Babymooning – Does It Risk The Baby?

There’s a new trend in the travel world, and it’s called babymooning.But could a holiday while pregnant endanger mum and baby?

Babymooning has taken the world by storm.

Just as a honeymoon takes place shortly after marriage, a babymoon is often scheduled after a couple finds out they’re expecting a baby.

Sometimes the babymoon comes shortly after the baby is born. This is often done to give mom and dad a much-needed vacation, as well as to introduce the baby to a whole new world.

Five-star hotels and resorts often offer special packages that include gifts for expectant parents and babymooners. The weeks following childbirth can be very trying for new parents; something as simple as having room service and someone to bring you clean towels can be a true blessing.

While all of this sounds great, there are potential risks. Before making any travel plans, the expectant mother should always check with her doctor.

ost doctors agree that travel during the second trimester is probably safest and most comfortable for the mother-to-be. The American College of Obstetricians and Gynecologists (ACOG) recommends that expectant mothers not fly after the 36th week of pregnancy. Many airlines will require a note from your doctor letting them know it’s okay to allow you to board the plane. Not every airline requires a doctor’s note, but it’s better to think ahead and be prepared.

The risk of miscarriage is greatest during the first trimester, even in the healthiest women. However, most of the risks associated with flying during the first trimester involve the mother’s discomfort. Though relatively safe, flying can exacerbate first trimester issues, such as morning sickness. Even mildly congested sinuses can become much worse once you’re in flight. If you plan to travel during your first trimester, be sure to include a few extra airsickness bags just in case.

The second trimester is when flying is most recommended. Most women feel the most comfortable during the second trimester.

Usually by the second trimester, morning sickness has subsided, the risk of miscarriage is much lower, and there’s little risk of premature labor.

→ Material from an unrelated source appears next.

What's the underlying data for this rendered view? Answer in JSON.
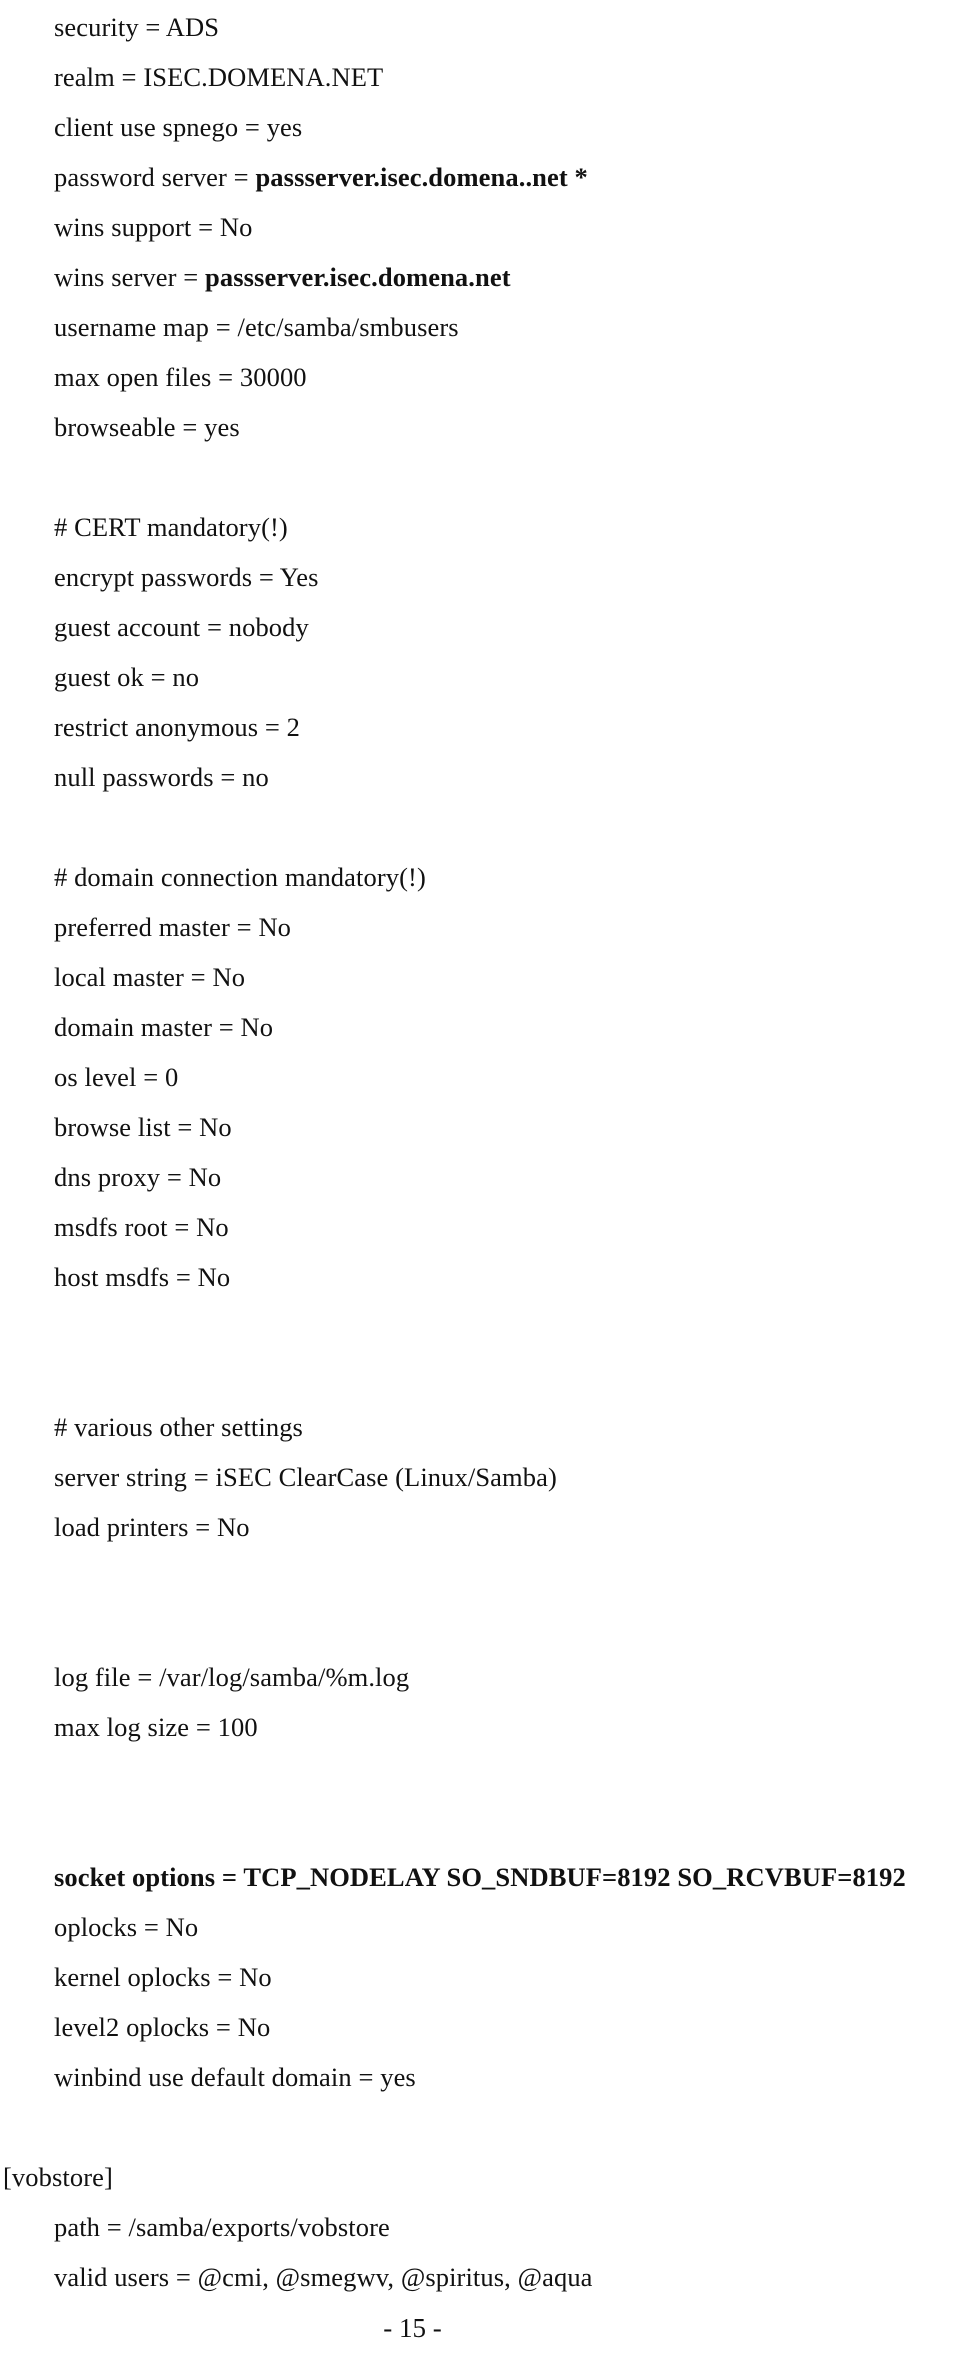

The biggest concern of travelling during the second trimester is circulation. Pregnancy itself often causes problems with circulation, and flying increases the chance of developing blood clots.

It is very important to keep the blood flowing by wearing comfortable, loose clothing. Compression stockings will help keep the blood flowing from the legs to the heart and lungs. Make sure to drink plenty of water and avoid crossing your legs.

To assist in circulation, get up and walk up and down the aisle at least every hour. Flexing your feet and ankles and wiggling your toes also can help increase circulation. This also helps with potential swelling problems.

Third trimester travel, before the 36th week, is usually okay. Flying late in the third trimester, however, is not recommended.

The expectant mother is much more uncomfortable, and the risk of going into premature labor is much higher than in the first and second trimesters. Checking with your doctor prior to travel is, as always, highly recommended. Make sure your health insurance is up-to-date and will cover the baby if she arrives early. Take copies of your medical records with you and keep them close during the trip. If you begin experiencing contractions at any time during the flight, notify someone immediately.

Planning your babymoon should be an exciting time for you and your partner. This celebration of the creation of a new life should be a wonderful and relaxing experience. When booking your hotel or resort, be sure to ask what is included in various babymoon packages.

Many hotels and resorts offer great snacks that satisfy those late night cravings and even offer room service to deliver them. In addition to great gifts and snacks, most babymooning packages include couples massages, parenting classes and walking tours.